For the next six weeks, Facebook's Oculus VR unit will charge $399 for the Rift, Touch motion controllers and some games. Previously, Oculus sold that bundle for $598, itself a $200 discount from their combined launch prices. For comparison, Sonys (SNE) PlayStation VR is priced around $400 and the HTC Vive is priced at $700. Facebook hopes to gain market share in lowering its price point. However analysts say Facebook continues to trail its rivals by a wide margin. Research firm IDC estimates the Oculus device has sold about 520,000 units world-wide to date, compared with 770,000 of HTC's Vive headsets and 1.6 million PlayStation VR headsets.
Facebook said it has provided more than $250 million in funding to developers to drive more content for the Rift. The social-media company said it plans to dole out $250 million more over an undisclosed period. The concern that we have with Facebooks investment in Oculus is that the technology is still in its infancy. Much like the VHS movie cameras in the 1980s, which cost several thousand dollars.

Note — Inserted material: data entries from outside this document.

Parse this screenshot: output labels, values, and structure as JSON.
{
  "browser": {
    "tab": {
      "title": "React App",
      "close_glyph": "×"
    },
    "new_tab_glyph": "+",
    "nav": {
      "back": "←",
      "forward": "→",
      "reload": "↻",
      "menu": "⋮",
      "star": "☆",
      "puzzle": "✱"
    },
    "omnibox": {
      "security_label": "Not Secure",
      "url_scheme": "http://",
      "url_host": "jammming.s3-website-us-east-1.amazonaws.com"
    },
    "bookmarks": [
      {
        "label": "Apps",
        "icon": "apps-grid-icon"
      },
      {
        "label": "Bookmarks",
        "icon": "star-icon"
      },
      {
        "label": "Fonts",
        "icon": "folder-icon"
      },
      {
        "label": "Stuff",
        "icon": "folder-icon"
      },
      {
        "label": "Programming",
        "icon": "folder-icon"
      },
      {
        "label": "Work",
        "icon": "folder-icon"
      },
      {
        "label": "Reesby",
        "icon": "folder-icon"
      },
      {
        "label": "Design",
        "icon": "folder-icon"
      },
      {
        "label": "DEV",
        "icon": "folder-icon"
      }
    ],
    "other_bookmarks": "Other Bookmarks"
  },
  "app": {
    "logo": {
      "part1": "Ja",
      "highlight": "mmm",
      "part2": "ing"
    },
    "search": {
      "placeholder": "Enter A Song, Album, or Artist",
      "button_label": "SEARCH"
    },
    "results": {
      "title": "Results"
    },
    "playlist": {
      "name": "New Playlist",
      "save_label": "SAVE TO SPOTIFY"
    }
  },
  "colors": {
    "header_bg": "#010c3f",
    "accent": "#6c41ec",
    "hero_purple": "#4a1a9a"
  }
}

Today the same technology is available in a hand-held camcorder for less than $100. When considering the total cost for a consumer to get equipped for the virtual reality experience, we note that this technology remains inaccessible to the general public, especially the 16-25 years old population, who represent the highest demand. Indeed, one of the principle problems with virtual reality today for the consumer is the price of accessories. Wearables, PlayStation console, 3D glasses, touch controllers, and wireless adapters can easily double the initial purchase price of the headset.
With Facebook cutting the price of its Oculus Rift and (for the moment) not gaining market share, we are doubtful that the large investment in Oculus will payoff for Facebook this fiscal year. The share price of Facebook has hardly wavered however. Up +33% year-to-date, the stock price has held near record highs over the past few weeks.
Valuations remain rich, with Facebook trading at an estimated P/E of 31.6x in 2017 (although the 2018 P/E is expected to fall to 25.5x based on estimated earnings). Analysts nevertheless continue to upwardly revise Facebook and fundamentals remain very solid for the company, according to 4-Traders fundamental analysis.
The 4-Traders ratings chart below shows that, despite a P/E in the bottom decile (more unattractive), Profitability, Earnings Quality, and Revenue Growth all remain near the top of the class.
While the Oculus Rift investment seems unlikely to pay-off this fiscal year, Facebooks overall business model continues to generate strong fundamentals. While we are not adding to Facebook positions today, company shares remain a strong buy going forward on any form of price weakness.